Going further, institutions should consider creating a task force or project management office to focus on tracking relevant updates in federal agencies resulting from the act and building external relationships to improve the prepared to seize opportunities. An institution’s working group should include staff with expertise in government relations, focused on communicating with their congressional representation offices. The congressional delegation will share a desire to raise awareness of the law’s impact at home and may facilitate further communications with key relevant federal agencies.
For institutions interested in pursuing funds associated with regional technology hubs, the working group should also include staff in charge of corporate relations. The focus should be on strengthening existing relationships with the most important and relevant science and technology companies in your region and reaching out to those with whom relationships are not yet established. Much of the private sector’s access to law funding will come from partnerships with higher education. Many companies will likely appreciate the outreach, and some may even be willing to provide staff and other resources to help institutions prepare to pursue funding.
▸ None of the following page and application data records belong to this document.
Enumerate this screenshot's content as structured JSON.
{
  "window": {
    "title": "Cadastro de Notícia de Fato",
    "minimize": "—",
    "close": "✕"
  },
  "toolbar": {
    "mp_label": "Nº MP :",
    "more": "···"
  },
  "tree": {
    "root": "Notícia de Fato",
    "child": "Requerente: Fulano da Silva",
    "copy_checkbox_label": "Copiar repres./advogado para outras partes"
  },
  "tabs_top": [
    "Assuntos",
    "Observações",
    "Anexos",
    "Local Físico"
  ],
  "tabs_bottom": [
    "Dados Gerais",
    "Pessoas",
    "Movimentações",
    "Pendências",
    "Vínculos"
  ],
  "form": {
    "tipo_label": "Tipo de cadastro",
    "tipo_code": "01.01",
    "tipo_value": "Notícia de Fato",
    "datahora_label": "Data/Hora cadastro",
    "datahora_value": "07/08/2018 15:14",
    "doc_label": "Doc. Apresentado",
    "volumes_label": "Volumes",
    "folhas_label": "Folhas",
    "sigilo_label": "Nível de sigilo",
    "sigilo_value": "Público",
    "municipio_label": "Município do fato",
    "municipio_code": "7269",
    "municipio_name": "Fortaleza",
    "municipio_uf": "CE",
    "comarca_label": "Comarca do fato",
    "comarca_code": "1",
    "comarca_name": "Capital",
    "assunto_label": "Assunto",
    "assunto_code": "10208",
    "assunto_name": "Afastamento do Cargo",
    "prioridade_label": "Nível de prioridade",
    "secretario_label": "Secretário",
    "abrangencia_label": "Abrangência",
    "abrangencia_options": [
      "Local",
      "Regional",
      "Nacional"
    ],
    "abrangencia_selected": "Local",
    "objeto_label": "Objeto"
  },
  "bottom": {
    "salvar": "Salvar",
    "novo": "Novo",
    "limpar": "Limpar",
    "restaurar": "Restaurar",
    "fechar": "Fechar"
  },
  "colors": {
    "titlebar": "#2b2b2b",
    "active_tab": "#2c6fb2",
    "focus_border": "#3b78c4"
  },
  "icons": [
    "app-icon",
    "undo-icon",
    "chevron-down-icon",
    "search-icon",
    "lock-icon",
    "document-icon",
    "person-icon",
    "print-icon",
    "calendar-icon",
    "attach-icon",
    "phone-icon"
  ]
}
There’s something in the law for nearly every college and university in the country, and many of the institutions that will benefit the most may have little experience pursuing opportunities of this magnitude. Time may be running out, as the law allows funding but requires appropriations, which may reflect shifting political winds. Higher education officials should be quick to inspect the language of the law for the most relevant opportunities. Institutions should candidly assess their ability to pursue these funding opportunities and take steps to seize them quickly.